This January I made many “resolutions” to myself. Things that I was avoiding because I was fearful of what the other side would look like.

I just wanted to start living the life that I always wanted–all of the “I should do that’s” would no longer be should– but could– and– did.

Things like.. painting more, being accountable for the money I spend and worrying less about what the money means, and where I stand in my relationships, and showing appreciation and spending more time the people that matter most to me in my life

By being accountable and being appreciative of the life that I have I feel like I am starting to actually life the life that I have always wanted.

I don’t usually succumb to cliché poems,
but a co-worker showed me the following yesterday that was at his friends funeral, and it is a nice reminder to think about what the most important things in life are.

—What Will Matter–

by Michael Josephson

Ready or not, some day it will all come to an end.

There will be no more sunrises, no minutes, hours or days.
All the things you collected, whether treasured or forgotten
will pass to someone else.

Your wealth, fame and temporal power will shrivel to irrelevance.
It will not matter what you owned or what you were owed.
Your grudges, resentments, frustrations
and jealousies will finally disappear.
So too, your hopes, ambitions, plans and to-do lists will expire.
The wins and losses that once seemed so important will fade away.

It won’t matter where you came from
or what side of the tracks you lived on at the end.
It won’t matter whether you were beautiful or brilliant.
Even your gender and skin color will be irrelevant.

So what will matter?
How will the value of your days be measured?

What will matter is not what you bought
but what you built, not what you got but what you gave.

What will matter is not your success
but your significance.

What will matter is not what you learned
but what you taught.

What will matter is every act of integrity,
compassion, courage, or sacrifice
that enriched, empowered or encouraged others
to emulate your example.

What will matter is not your competence
but your character.
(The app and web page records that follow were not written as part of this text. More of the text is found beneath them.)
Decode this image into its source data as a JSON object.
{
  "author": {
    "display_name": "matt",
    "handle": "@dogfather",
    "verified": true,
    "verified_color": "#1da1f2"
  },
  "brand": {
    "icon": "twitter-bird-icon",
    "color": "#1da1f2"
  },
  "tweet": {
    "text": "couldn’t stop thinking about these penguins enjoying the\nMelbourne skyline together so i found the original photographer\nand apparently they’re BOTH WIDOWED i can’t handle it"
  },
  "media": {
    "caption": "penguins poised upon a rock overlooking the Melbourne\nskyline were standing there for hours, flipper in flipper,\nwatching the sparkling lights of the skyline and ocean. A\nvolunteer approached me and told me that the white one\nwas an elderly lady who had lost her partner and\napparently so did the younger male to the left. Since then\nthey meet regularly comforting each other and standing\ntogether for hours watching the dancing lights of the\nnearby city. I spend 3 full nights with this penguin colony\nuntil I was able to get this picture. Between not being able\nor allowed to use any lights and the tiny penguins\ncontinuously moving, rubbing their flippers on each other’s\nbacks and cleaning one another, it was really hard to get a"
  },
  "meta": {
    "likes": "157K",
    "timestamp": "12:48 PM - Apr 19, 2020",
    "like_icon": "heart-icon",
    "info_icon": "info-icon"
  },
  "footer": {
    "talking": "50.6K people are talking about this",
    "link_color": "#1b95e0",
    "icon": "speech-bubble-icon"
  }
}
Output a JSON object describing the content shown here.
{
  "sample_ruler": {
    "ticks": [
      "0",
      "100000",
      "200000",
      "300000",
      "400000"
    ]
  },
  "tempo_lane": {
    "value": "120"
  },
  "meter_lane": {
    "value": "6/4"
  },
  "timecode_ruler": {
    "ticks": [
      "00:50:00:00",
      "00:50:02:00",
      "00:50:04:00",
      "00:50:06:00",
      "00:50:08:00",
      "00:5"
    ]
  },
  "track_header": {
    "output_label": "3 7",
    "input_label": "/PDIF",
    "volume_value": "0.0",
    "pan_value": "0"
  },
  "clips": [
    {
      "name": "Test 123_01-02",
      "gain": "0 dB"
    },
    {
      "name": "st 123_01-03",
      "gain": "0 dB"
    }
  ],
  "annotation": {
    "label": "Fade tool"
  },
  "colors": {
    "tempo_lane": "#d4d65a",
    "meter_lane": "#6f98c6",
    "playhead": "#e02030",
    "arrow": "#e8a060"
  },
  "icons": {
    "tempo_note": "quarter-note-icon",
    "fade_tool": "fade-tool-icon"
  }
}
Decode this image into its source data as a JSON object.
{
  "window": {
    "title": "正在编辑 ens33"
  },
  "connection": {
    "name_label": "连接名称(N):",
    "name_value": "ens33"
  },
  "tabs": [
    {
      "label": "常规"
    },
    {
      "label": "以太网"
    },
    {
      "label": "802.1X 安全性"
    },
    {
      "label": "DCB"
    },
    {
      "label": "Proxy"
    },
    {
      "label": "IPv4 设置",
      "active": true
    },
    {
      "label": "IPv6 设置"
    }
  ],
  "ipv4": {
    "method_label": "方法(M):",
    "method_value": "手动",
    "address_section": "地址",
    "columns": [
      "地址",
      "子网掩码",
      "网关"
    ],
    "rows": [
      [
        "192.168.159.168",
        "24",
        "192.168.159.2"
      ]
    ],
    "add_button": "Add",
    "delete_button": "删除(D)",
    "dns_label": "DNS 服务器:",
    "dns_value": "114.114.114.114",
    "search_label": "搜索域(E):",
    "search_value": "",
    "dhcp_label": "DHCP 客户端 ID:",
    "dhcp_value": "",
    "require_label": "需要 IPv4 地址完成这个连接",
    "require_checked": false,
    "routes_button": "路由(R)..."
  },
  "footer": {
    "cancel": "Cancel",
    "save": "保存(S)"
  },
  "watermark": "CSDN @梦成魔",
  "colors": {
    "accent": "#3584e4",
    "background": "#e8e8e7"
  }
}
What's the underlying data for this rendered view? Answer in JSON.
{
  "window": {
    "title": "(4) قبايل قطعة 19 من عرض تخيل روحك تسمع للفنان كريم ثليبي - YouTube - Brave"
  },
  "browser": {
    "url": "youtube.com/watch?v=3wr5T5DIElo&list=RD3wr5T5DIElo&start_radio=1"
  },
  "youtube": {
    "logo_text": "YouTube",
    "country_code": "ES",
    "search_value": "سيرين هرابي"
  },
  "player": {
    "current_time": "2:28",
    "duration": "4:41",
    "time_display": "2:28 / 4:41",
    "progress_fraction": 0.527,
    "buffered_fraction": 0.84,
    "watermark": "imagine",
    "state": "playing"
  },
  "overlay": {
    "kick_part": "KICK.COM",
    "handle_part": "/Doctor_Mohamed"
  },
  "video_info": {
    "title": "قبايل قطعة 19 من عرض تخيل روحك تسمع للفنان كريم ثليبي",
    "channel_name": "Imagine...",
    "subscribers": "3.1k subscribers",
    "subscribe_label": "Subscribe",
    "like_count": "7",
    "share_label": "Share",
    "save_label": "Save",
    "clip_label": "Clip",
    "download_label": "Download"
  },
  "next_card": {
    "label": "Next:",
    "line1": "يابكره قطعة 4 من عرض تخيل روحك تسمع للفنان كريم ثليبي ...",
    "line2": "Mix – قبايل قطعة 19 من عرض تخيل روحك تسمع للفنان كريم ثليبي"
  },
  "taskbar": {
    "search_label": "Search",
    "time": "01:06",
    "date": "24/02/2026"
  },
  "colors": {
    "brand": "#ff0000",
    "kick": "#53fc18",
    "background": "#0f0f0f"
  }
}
What will matter is not how many people you knew,
but how many will feel a lasting loss when you’re gone.

What will matter is not your memories
but the memories that live in those who loved you.

What will matter is how long you will be remembered,
by whom and for what.

Living a life that matters doesn’t happen by accident.
It’s not a matter of circumstance but of choice.

Choose to live a life that matters.